━━━ RECORDS FOR THE EXERCISE ━━━

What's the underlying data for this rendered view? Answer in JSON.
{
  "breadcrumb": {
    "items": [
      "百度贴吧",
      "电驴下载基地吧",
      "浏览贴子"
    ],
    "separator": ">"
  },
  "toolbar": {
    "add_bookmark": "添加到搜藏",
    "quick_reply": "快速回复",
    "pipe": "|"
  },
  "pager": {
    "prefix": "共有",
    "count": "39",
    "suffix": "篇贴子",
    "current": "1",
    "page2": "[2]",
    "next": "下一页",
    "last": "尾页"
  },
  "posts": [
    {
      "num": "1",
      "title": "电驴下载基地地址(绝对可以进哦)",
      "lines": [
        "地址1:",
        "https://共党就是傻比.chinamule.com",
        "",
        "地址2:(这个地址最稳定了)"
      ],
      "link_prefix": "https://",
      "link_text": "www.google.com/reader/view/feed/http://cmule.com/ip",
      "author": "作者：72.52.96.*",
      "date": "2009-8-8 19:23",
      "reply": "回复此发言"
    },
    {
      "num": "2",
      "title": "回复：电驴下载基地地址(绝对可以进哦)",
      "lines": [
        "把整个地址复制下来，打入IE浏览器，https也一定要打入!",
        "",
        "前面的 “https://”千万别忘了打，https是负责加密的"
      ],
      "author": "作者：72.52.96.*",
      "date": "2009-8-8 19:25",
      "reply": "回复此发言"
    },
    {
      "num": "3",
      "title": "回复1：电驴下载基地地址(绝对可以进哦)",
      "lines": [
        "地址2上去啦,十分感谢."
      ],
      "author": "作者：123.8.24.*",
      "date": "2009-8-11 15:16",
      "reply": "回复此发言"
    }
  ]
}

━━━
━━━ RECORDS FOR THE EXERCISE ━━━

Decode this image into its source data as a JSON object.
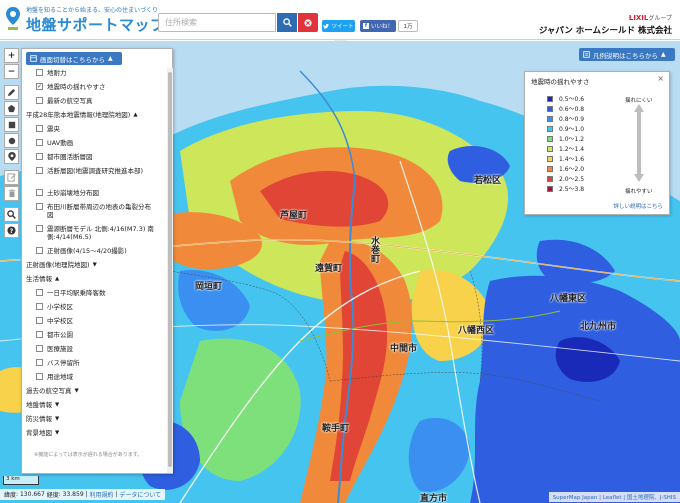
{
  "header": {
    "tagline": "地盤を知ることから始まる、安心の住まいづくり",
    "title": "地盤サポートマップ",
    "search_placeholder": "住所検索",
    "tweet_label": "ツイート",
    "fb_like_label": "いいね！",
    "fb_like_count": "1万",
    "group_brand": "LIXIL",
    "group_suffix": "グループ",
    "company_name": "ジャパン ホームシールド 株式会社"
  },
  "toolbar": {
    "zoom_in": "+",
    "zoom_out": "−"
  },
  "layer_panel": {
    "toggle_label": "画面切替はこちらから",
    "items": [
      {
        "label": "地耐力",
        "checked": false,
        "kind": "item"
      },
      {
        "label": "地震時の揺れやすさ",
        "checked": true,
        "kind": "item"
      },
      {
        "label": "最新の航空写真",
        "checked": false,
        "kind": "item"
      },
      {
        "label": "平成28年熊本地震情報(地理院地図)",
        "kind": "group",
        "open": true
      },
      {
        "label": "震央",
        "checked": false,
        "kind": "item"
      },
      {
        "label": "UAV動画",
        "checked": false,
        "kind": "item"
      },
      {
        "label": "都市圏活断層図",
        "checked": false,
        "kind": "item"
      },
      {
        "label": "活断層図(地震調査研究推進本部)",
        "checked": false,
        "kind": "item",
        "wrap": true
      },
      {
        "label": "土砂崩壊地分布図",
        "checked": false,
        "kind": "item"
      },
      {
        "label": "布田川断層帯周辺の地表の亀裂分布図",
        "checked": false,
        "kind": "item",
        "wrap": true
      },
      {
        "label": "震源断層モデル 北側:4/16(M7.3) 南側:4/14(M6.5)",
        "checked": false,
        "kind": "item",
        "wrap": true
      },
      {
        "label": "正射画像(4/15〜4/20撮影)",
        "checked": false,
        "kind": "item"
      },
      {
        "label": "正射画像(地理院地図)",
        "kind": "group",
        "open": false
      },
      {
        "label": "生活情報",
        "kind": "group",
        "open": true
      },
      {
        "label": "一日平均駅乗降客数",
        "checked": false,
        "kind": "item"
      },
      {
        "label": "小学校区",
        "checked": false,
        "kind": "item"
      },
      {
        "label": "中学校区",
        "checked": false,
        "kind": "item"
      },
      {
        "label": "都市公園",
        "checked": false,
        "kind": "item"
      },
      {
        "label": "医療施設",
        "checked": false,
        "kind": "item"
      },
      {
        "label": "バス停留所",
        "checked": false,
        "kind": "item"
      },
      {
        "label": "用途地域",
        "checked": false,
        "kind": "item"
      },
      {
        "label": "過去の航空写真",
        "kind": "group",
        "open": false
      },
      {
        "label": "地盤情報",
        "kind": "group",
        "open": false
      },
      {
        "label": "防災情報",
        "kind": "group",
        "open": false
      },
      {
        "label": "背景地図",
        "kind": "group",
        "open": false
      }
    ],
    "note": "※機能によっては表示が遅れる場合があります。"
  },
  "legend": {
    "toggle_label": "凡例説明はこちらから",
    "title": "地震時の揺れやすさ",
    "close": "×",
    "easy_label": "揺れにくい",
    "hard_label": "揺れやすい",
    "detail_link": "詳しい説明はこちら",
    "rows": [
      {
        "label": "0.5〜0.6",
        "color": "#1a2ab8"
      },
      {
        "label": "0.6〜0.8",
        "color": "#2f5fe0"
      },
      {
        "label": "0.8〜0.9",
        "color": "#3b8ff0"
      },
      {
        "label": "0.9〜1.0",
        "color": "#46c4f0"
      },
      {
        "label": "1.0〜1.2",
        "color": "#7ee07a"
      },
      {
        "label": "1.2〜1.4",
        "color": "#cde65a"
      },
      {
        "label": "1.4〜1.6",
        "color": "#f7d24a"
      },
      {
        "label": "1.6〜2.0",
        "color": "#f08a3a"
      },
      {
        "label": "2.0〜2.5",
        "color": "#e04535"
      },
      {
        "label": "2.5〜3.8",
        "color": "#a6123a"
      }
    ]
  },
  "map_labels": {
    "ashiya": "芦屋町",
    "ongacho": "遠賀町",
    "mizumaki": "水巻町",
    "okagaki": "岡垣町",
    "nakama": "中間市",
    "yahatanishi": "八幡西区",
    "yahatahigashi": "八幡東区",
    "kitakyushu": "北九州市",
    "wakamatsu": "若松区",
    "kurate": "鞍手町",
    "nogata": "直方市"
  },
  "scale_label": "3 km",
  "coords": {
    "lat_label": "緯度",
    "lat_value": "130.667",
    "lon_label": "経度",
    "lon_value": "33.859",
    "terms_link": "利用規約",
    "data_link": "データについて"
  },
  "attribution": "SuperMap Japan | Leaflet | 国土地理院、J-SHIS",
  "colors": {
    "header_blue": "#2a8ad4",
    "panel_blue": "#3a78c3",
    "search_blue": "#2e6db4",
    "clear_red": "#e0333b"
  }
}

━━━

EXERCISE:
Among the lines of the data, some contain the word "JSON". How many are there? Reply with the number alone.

ANSWER SECTION:
2